Panda, an anti-virus provider, said the suspicious emails have subject lines such as “UPS packet N3621583925.” The messages claim that it was not possible to deliver a package and advise recipients to print out a copy of an attached invoice.
The “invoice” is a zip file that contains an executable file disguised as a Microsoft Word document – it's typically named “UPS_invoice” or something similar.
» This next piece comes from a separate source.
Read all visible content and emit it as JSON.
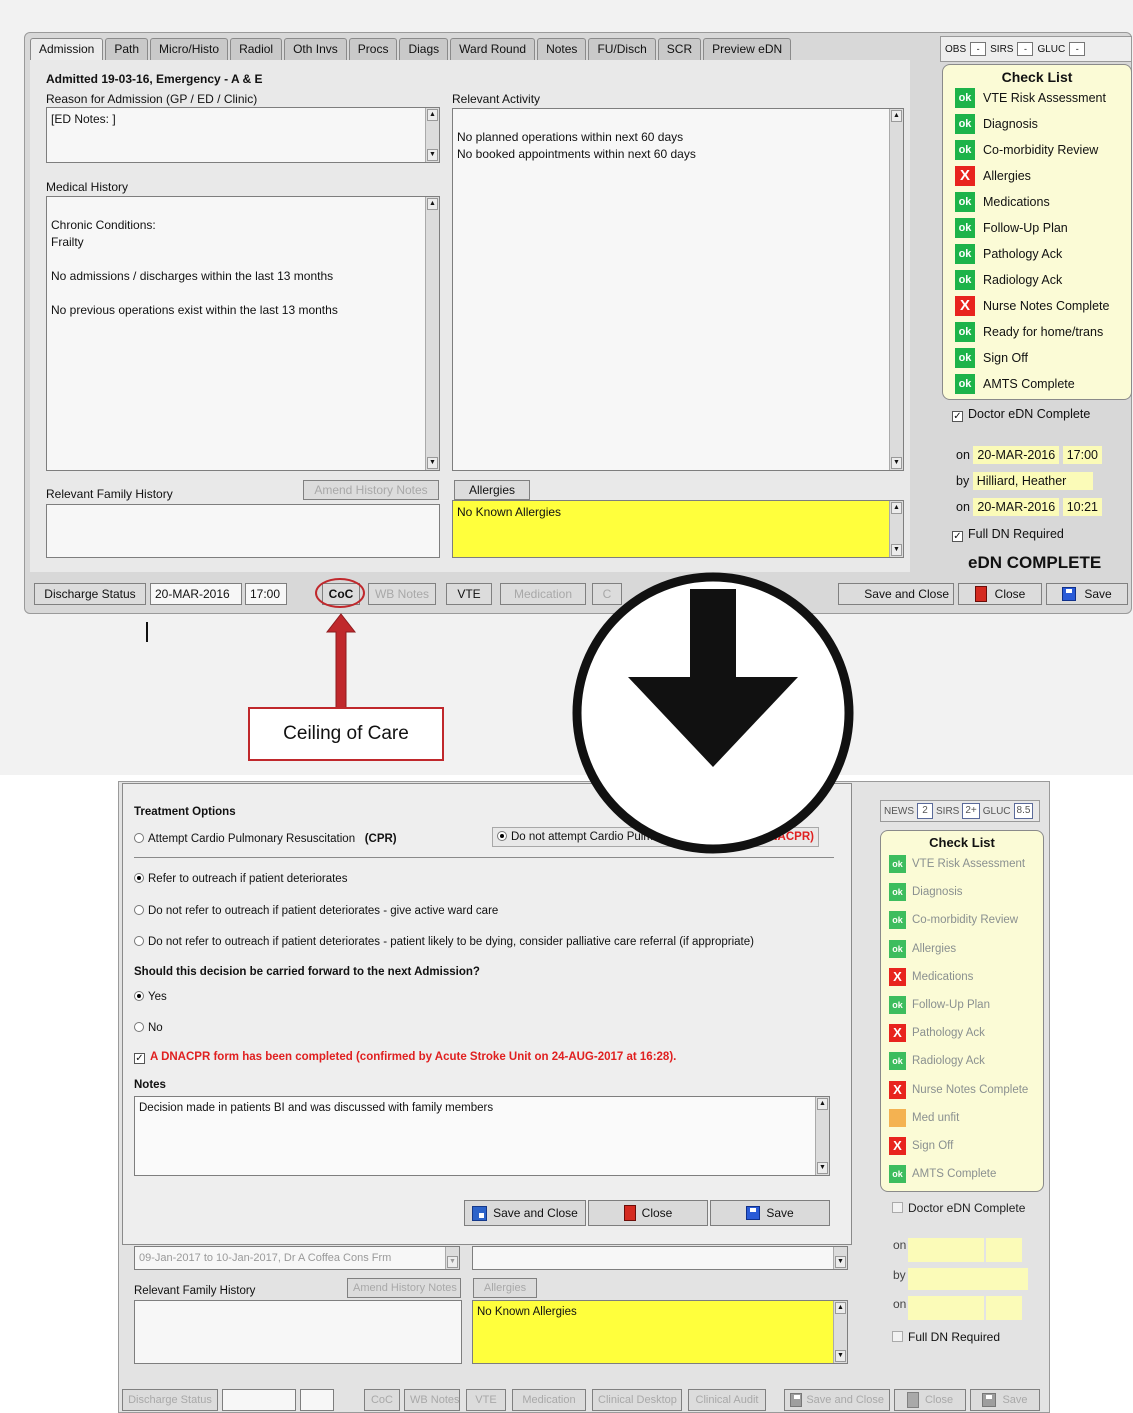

By running the file, the user unwittingly introduces a copy of the trojan into their computer.
Once downloaded, the code copies itself to the system and replaces the Userinit.exe file in the Windows operating system, which runs Internet Explorer, the system interface and other essential processes.
The trojan then copies the system file to another location (under the name “userini.exe”) and does not interfere with the computer's operation, thereby allaying suspicion.
Dominic Hoskins, a manager with Panda Security said: “Today's malware tactics aim to get financial returns as silently as possible and this particular effort is an obvious manifestation of the current malware dynamics.”
“We had already seen cybercrooks use erotic pictures, Christmas or romantic cards, fake movie trailers and so on as baits to make users run infected files,” he added. “However, it is not usual to see bait like this one.”
Agent.JEN connects to a Russian domain that is already used by other banker trojans and uses it to send a request to a German domain to download a rootkit and adware detected by PandaLabs as Rootkit/Agent.JEP and Adware/AntivirusXP2008 respectively. These increase the risk of further infection.